* _DATASET EXTRACT_:

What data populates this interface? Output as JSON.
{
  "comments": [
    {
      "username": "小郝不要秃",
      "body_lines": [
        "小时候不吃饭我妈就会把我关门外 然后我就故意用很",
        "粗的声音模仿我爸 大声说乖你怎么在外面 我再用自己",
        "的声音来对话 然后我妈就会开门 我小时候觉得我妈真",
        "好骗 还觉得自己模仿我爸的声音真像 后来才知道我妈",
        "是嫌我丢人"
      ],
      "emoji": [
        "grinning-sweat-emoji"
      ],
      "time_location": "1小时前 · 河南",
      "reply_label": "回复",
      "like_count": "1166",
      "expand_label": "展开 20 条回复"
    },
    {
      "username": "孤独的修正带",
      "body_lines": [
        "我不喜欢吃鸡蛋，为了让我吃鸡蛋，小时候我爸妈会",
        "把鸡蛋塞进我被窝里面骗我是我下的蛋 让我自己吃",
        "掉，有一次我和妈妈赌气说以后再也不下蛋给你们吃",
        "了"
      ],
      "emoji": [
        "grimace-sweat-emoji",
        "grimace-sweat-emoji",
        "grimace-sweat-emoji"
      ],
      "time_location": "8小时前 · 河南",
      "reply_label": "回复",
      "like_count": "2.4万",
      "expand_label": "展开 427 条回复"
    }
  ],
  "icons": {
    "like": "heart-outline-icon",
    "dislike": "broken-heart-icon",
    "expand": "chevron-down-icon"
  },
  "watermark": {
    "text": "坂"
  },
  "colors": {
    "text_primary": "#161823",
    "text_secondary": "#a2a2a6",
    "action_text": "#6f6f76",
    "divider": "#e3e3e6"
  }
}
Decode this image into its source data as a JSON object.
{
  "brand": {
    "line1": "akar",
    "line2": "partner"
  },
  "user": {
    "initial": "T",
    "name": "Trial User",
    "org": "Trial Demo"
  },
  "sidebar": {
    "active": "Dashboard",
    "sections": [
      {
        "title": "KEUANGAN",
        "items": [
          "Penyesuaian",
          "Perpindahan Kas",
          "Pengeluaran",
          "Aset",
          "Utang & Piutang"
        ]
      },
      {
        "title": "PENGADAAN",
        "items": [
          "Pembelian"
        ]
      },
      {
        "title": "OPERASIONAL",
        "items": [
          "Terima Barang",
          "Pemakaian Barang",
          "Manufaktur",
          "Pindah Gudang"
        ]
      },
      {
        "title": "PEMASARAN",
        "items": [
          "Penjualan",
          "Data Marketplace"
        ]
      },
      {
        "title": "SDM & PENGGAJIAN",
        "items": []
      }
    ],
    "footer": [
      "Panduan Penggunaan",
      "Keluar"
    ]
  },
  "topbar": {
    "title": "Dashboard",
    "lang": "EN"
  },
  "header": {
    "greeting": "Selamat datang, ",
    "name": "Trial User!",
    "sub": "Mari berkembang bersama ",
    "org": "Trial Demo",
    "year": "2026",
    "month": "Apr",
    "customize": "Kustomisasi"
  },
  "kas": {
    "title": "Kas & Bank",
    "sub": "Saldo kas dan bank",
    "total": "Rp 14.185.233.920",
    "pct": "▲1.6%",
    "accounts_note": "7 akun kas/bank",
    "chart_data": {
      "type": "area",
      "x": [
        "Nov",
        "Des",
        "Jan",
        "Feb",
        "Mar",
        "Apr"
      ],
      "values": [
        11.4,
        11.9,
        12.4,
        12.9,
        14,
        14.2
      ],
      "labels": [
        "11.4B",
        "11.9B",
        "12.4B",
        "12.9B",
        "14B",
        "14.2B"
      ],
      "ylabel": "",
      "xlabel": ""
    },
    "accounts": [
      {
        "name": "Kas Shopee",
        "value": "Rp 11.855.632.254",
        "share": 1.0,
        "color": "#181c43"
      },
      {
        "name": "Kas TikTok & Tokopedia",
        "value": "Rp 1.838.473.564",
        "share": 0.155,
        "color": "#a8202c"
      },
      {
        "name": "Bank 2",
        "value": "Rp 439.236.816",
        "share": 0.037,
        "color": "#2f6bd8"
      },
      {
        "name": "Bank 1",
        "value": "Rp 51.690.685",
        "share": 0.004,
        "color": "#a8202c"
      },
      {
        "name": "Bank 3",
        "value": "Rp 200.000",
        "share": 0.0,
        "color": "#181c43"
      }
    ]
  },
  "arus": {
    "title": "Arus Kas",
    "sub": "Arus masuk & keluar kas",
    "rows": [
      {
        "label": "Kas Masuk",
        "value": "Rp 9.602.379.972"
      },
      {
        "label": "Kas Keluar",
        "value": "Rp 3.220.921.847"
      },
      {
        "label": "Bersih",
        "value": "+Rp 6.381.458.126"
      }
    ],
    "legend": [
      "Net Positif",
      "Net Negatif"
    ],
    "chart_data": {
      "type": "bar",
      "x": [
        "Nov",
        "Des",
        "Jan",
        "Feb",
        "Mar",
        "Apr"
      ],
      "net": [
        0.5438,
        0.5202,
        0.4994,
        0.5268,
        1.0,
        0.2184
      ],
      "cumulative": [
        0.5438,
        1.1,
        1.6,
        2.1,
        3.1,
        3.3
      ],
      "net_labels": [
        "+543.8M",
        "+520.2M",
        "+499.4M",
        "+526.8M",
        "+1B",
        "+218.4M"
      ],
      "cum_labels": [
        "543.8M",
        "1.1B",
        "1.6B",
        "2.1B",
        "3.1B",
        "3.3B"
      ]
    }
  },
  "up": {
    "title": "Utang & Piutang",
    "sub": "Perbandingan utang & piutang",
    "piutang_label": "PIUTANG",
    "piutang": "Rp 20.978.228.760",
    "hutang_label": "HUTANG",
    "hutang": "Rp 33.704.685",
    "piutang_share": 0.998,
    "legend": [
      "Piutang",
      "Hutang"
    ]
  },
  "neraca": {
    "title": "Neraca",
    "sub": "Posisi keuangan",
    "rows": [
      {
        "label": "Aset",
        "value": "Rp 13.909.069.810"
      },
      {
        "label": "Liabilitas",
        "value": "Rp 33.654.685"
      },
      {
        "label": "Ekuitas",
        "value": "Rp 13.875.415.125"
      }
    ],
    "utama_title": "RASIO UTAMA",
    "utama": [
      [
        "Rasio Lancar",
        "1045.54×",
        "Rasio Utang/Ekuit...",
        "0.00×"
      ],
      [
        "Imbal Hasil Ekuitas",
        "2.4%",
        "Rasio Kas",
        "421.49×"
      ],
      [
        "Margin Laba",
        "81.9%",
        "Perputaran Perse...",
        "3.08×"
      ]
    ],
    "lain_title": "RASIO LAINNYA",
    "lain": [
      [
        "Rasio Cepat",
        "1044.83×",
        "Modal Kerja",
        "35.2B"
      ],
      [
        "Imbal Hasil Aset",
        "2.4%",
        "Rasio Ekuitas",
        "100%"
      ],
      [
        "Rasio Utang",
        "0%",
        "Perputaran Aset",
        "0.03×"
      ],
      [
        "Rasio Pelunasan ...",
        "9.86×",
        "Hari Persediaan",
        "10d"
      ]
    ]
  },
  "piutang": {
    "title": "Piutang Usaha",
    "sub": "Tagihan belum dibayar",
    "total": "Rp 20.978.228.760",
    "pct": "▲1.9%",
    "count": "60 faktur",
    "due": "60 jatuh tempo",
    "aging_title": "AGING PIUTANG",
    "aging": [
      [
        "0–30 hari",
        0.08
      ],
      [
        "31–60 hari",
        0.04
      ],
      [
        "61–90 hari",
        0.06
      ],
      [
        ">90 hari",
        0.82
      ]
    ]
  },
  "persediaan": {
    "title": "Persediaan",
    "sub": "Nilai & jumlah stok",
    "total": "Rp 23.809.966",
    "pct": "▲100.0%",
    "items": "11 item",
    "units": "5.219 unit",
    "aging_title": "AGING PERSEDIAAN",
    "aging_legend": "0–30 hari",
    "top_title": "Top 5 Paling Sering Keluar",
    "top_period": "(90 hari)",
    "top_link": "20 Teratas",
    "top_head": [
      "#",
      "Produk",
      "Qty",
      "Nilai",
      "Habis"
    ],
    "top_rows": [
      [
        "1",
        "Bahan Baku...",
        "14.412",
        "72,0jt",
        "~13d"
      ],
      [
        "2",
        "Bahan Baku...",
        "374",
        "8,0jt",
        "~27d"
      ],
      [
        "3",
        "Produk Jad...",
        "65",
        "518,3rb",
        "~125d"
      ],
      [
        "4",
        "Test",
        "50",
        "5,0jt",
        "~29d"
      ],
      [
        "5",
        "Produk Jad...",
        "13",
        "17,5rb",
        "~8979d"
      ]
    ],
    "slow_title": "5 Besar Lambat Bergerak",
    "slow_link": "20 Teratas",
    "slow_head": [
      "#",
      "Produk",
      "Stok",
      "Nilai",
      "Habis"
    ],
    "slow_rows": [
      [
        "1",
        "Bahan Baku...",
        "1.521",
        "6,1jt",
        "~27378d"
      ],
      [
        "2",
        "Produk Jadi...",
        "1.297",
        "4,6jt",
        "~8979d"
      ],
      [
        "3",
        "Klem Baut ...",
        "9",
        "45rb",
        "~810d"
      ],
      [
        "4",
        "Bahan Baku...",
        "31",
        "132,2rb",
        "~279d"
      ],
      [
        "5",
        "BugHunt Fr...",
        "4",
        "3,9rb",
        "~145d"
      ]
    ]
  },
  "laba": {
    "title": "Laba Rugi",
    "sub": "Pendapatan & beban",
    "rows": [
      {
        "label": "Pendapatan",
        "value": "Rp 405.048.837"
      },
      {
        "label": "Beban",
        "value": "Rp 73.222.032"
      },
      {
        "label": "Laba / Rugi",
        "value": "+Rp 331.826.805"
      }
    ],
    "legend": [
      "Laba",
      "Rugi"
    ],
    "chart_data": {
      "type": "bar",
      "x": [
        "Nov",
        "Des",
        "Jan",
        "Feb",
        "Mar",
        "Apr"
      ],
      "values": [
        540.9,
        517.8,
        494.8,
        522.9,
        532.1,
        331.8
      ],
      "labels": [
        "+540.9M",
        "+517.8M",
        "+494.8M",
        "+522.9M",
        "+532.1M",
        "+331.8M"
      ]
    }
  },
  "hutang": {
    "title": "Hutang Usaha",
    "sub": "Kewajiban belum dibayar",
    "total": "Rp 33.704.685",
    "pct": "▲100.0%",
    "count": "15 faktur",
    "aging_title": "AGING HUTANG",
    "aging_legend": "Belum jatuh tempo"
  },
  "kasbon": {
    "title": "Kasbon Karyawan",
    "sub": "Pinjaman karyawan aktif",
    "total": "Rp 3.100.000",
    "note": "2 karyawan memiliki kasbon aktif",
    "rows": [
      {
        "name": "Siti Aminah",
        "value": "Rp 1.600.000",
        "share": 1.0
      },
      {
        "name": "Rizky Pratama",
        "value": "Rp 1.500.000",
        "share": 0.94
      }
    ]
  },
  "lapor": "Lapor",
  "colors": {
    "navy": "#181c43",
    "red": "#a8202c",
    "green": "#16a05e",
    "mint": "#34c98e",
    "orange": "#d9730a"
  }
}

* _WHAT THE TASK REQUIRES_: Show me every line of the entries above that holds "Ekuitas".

* _SOLUTION TO THIS TASK_:
        "label": "Ekuitas",
        "Imbal Hasil Ekuitas",
        "Rasio Ekuitas",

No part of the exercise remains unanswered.